The History of Authorities Trying to Crush Dissent
There are other examples of authorities manipulating laws and making up rules in order to crush dissent. These are examples that I’m sure many Americans never imagined would take place in the United States. Unfortunately, there are disturbing similarities between what Mayor Bloomberg and Mayor Quan have done, and the examples offered below.
— On February 20 of this year, the Chinese government squashed the rising “Jasmine Revolution” by increasing police presence on the streets, and even completely disconnecting mobile text messaging services and shutting down Internet pages instigating protester to take to the streets of Shanghai and other cities.
— On October 23rd, in Yemen, dictator Ali Abdullah Salah brought military forces into the capital city to crush the threat of pro-democracy fighters in the city. Many thousands of demonstrators have been protesting throughout a number of Yemen cities in protest against corruption and unemployment, but Saleh continues to violently crack down on those popular uprisings.
— On October 16th, NPR news reported on the popular uprisings in Syria, as the people rise up against the Syrian regime. Unfortunately, one Damascus reporter told American journalists that the Syrian regime is using violence to create enough fear that it will hopefully kill the will of the protesters.
“It’s all security, they are in command. The people who think more politically are marginalized.”
Activist Randa Slim of New America Foundation told reporters that the attempt to scare protesters in Syria is only emboldening the people to fight back harder.
“This is a policy that was meant by the regime to break down the resolve of the activists and instead it is strengthening the resolve. It has become an existential battle. It’s either the regime or them.”
Do Quan and Bloomberg Represent the Corporate Regime?
These actions against the Occupy protesters this week marks a change in mood coming from those in power at the city level, toward the populace that has decided to rise up against poor job choices, against corporate greed and corruption, and against a government made up of politicians that are bought, sold and vote along the lines of whatever corporation offers the greatest campaign contributions.
Americans have had enough of the status quo, and it seems inconceivable that leaders like Mayor Quan and Mayor Bloomberg are prepared to frame themselves in the same light as dictators like Ali Abdullah Salah, Bashar Assad, and President Hu Jintao.
It is too late for those Mayors – they’ve identified themselves as enemies of the state, dictatorships of the corporate regime of America, and willing to use force against the American people, if that’s what it takes to maintain their stranglehold on the status quo.
How much does Bloomberg make?
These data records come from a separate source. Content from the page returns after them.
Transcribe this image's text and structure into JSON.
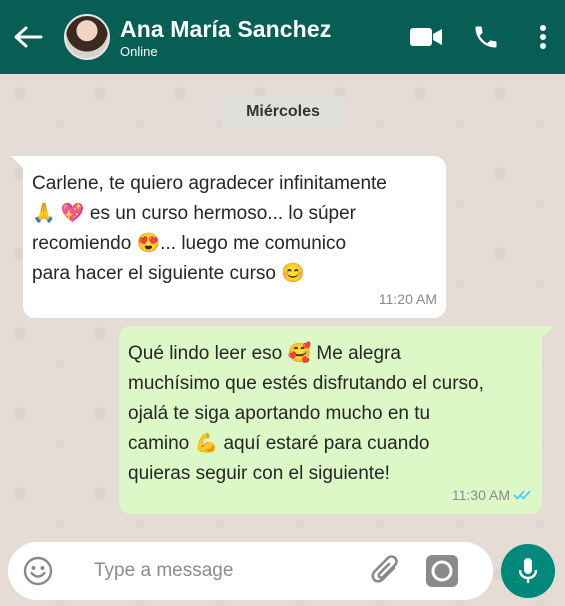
{
  "header": {
    "contact_name": "Ana María Sanchez",
    "status": "Online",
    "icons": [
      "back-arrow-icon",
      "video-call-icon",
      "phone-call-icon",
      "more-vert-icon"
    ]
  },
  "chat": {
    "day_label": "Miércoles",
    "messages": [
      {
        "direction": "incoming",
        "lines": [
          "Carlene, te quiero agradecer infinitamente",
          "🙏 💖 es un curso hermoso... lo súper",
          "recomiendo 😍... luego me comunico",
          "para hacer el siguiente curso 😊"
        ],
        "time": "11:20 AM"
      },
      {
        "direction": "outgoing",
        "lines": [
          "Qué lindo leer eso 🥰 Me alegra",
          "muchísimo que estés disfrutando el curso,",
          "ojalá te siga aportando mucho en tu",
          "camino 💪 aquí estaré para cuando",
          "quieras seguir con el siguiente!"
        ],
        "time": "11:30 AM",
        "read": true
      }
    ]
  },
  "composer": {
    "placeholder": "Type a message",
    "value": "",
    "icons": [
      "emoji-icon",
      "attach-icon",
      "camera-icon",
      "mic-icon"
    ]
  },
  "colors": {
    "header": "#075e54",
    "incoming_bubble": "#ffffff",
    "outgoing_bubble": "#dcf8c6",
    "mic_button": "#00897b",
    "read_ticks": "#4fc3f7"
  }
}
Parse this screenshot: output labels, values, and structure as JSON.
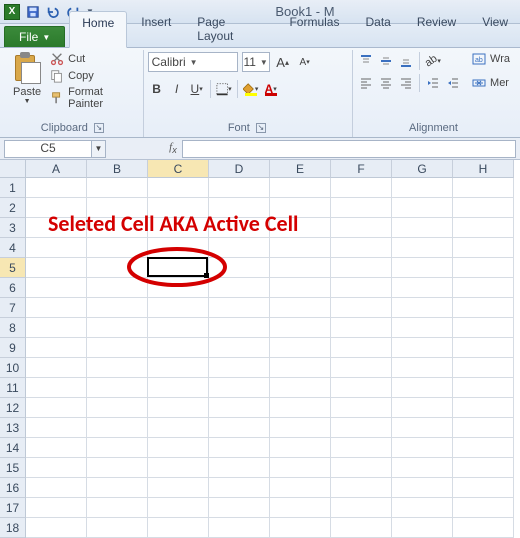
{
  "title": "Book1 - M",
  "qat": {
    "save": "save-icon",
    "undo": "undo-icon",
    "redo": "redo-icon"
  },
  "tabs": {
    "file": "File",
    "items": [
      "Home",
      "Insert",
      "Page Layout",
      "Formulas",
      "Data",
      "Review",
      "View"
    ],
    "active": 0
  },
  "ribbon": {
    "clipboard": {
      "paste": "Paste",
      "cut": "Cut",
      "copy": "Copy",
      "format_painter": "Format Painter",
      "label": "Clipboard"
    },
    "font": {
      "name": "Calibri",
      "size": "11",
      "label": "Font"
    },
    "alignment": {
      "wrap": "Wra",
      "merge": "Mer",
      "label": "Alignment"
    }
  },
  "namebox": "C5",
  "formula": "",
  "columns": [
    "A",
    "B",
    "C",
    "D",
    "E",
    "F",
    "G",
    "H"
  ],
  "sel_col_index": 2,
  "rows": [
    1,
    2,
    3,
    4,
    5,
    6,
    7,
    8,
    9,
    10,
    11,
    12,
    13,
    14,
    15,
    16,
    17,
    18
  ],
  "sel_row_index": 4,
  "annotation": "Seleted Cell AKA Active Cell"
}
Well, he’s worth so much ($16 billion), that he only asks for $1 a year as mayor of New York City. And Mayor Quan – Oakland’s first Chinese-American Mayor, spent a great deal of time traveling back and forth to China earlier this year in order to drum up Chinese corporate investments and business interests between China and the City of Oakland.
Maybe, what these two corporate leaders fear more than anything else, is that the Occupy movement in American may actually gain even more footing than it already has. Maybe they fear a popular uprising that puts their Corporate and financial interests at risk. Maybe – more than anything else – they fear what the Occupy Movement may be capable of, because the bottom line is that if the Occupy Movement succeeds, it’s their personal bottom lines that are at risk.TopSecretWriters.com